Experiments on mice and rats

An appeal heard by NTP, the National Program of Toxicology in the United States, the work of which refers. For two years, so American researchers exposed rats and mice to radio frequencies almost continuously: 10 minutes with, 10 minutes without, for 18 hours every day. “Obviously, we couldn’t attach mobile phones to the ears of rats or mice,” explains Linda Birnbaum, the former director of NTP. Their whole bodies have therefore been exposed to radiofrequency radiation in specially constructed chambers.” As a result of these tests, NTP researchers conclude that they found “obvious evidence” of an association between wave exposure and the development of brain and heart cancer in male rats.

MORE INFO HERE  The EMF Show with Dr. Sharon Goldberg


“Some people say that the mortality was very low. In other words, that this concerned only 3% of the rats, continues Linda Birnbaum. But with five or six billion people worldwide using mobile phones, a 3% increase would represent a large number of people at increased risk of brain tumours.” Initially, the study was commissioned in 1998 by the FDA (Food and Drug Administration), the US Federal Food and Drug Administration. It was not until 20 years later, in 2018, that the conclusions were finally published, not without difficulties.

The FDA headquarters responsible for informing the public about radio frequencies emitted by mobile phones on 20/07/20, Maryland, USA.

“We had to be the subject, let’s say, a little more assessments than usual before a study was published,” recalls Linda Birnbaum, laughing a little yellow. Our results have been resisted by some senior officials of the American health authorities. While FDA scientists supported the results, I think some of the leaders of this agency didn’t believe them.”

On the Icnirp side, which recommends the limit thresholds for wave exposure, there is the same scepticism about the results of the study of the National Program of US Toxicology. “Of they claim to have found evidence, but that doesn’t mean they actually found it,” said Rodney Croft, president of the Icnirp. When looking closely at the study, there is no evidence that radio frequencies cause cancer. The major flaw of this study is that they have not taken chance into account.” Faced with this answer, Linda Birnbaum replied: “This is completely false. Our study is based on statistics. I really wonder if he read the study in detail.”

A precautionary “approach”

On the French side, ANSES (Health Security Agency) is trying to see more clearly. “The many studies that are carried out on this issue are very often contradictory,” says Olivier Merckel, head of the Risk Assessment Unit within ANSES. Some of them point to carcinogenic effects while others find nothing.” This does not prevent the agency from prompting caution: “For us, there are enough indications to say: be careful,” continues Olivier Merckel. Because, indeed, we are not sure that there is no effect.”

In France, ANSES encourages caution with regard to radio frequencies emitted by mobile phones, while waiting to be certain.

In fact, the Agency has made a number of recommendations in recent years.

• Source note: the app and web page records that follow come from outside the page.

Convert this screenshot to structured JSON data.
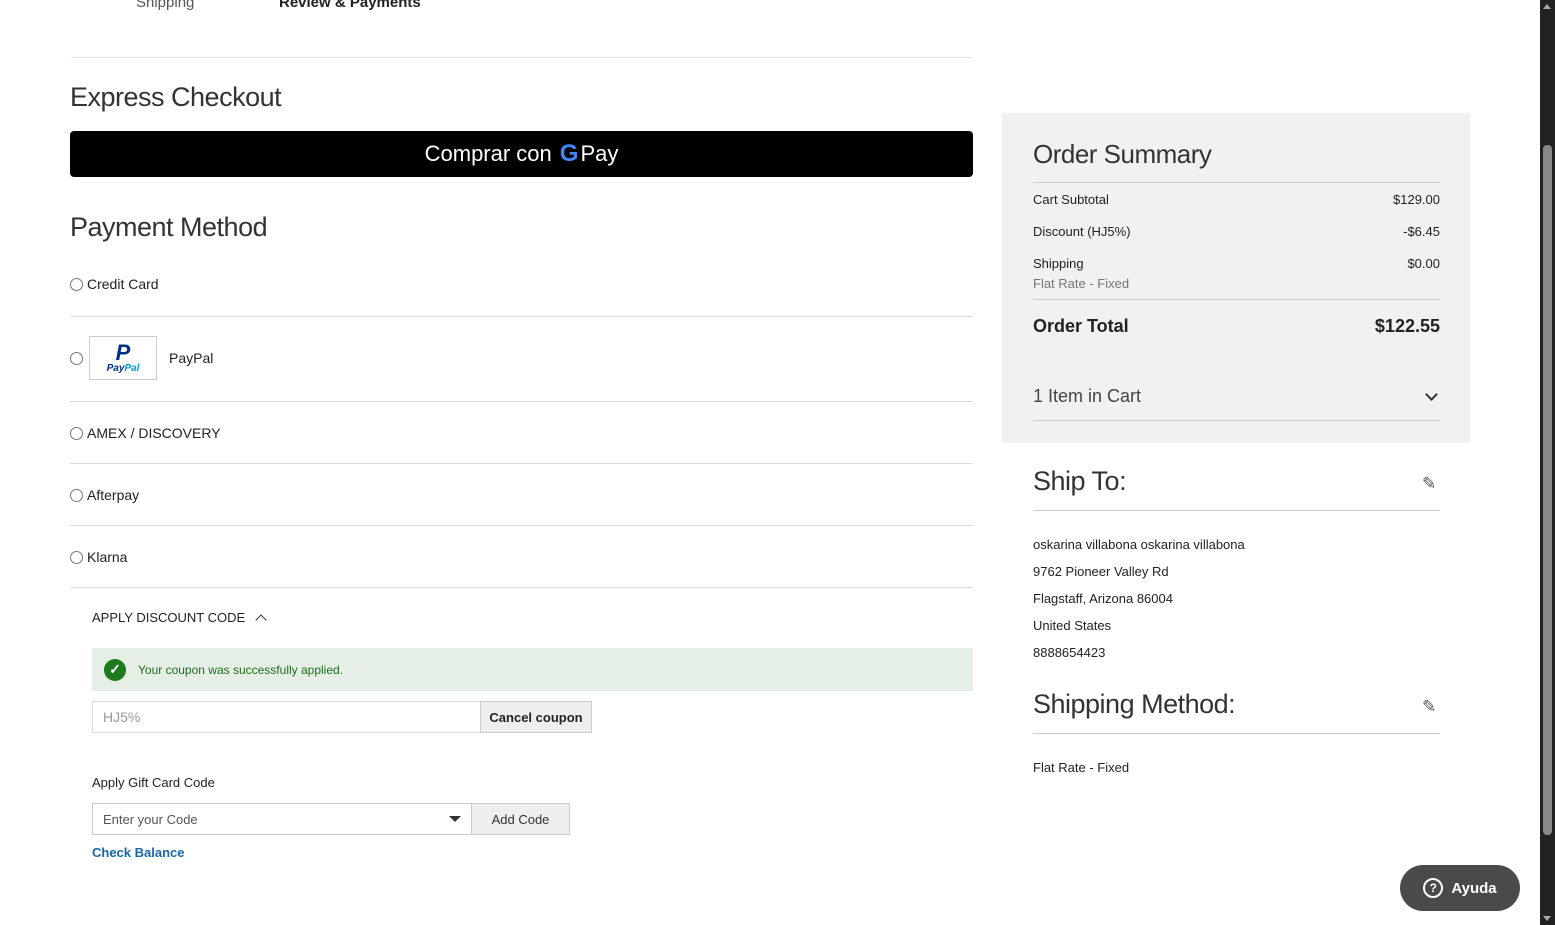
{
  "steps": [
    "Shipping",
    "Review & Payments"
  ],
  "express_title": "Express Checkout",
  "gpay": {
    "label": "Comprar con",
    "g": "G",
    "pay": "Pay"
  },
  "payment_title": "Payment Method",
  "methods": {
    "credit": "Credit Card",
    "paypal": "PayPal",
    "paypal_logo": {
      "p": "P",
      "text1": "Pay",
      "text2": "Pal"
    },
    "amex": "AMEX / DISCOVERY",
    "afterpay": "Afterpay",
    "klarna": "Klarna"
  },
  "discount": {
    "header": "APPLY DISCOUNT CODE",
    "success": "Your coupon was successfully applied.",
    "code_value": "HJ5%",
    "cancel": "Cancel coupon"
  },
  "gift": {
    "label": "Apply Gift Card Code",
    "placeholder": "Enter your Code",
    "add": "Add Code",
    "balance": "Check Balance"
  },
  "summary": {
    "title": "Order Summary",
    "subtotal_label": "Cart Subtotal",
    "subtotal": "$129.00",
    "discount_label": "Discount (HJ5%)",
    "discount": "-$6.45",
    "shipping_label": "Shipping",
    "shipping": "$0.00",
    "shipping_sub": "Flat Rate - Fixed",
    "total_label": "Order Total",
    "total": "$122.55",
    "items": "1 Item in Cart"
  },
  "ship_to": {
    "title": "Ship To:",
    "name": "oskarina villabona oskarina villabona",
    "street": "9762 Pioneer Valley Rd",
    "city": "Flagstaff, Arizona 86004",
    "country": "United States",
    "phone": "8888654423"
  },
  "shipping_method": {
    "title": "Shipping Method:",
    "value": "Flat Rate - Fixed"
  },
  "help": "Ayuda"
}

In particular, to use hands-free kits or to reduce children’s exposure. However, there is not yet any question of a “precautionary principle”. ANSES prefers to use the term “precautionary” “approspect” which has no binding power. A position that Maître Vincent Corneloup, a lawyer specializing in public law and who worked on the exhibition at radio frequencies: “In environmental matters, there is unfortunately still a very strong reluctance of the State, but also of administrative judges to highlight the precautionary principle.”

Faced with the controversy over the effects of electromagnetic waves, ANSES has set up several working groups. The first is preparing a new opinion on the carcinogenic risk linked to exposure to radio frequencies, which should be made public in mid-2024. The other working group is working on possible new limits for exposure to radio frequencies, different from those recommended by ICNIRP. And this time, these new would thresholds take into account factors other than just the thermal effect. The conclusions are expected in two years.

Share Source: Environmental Health Trust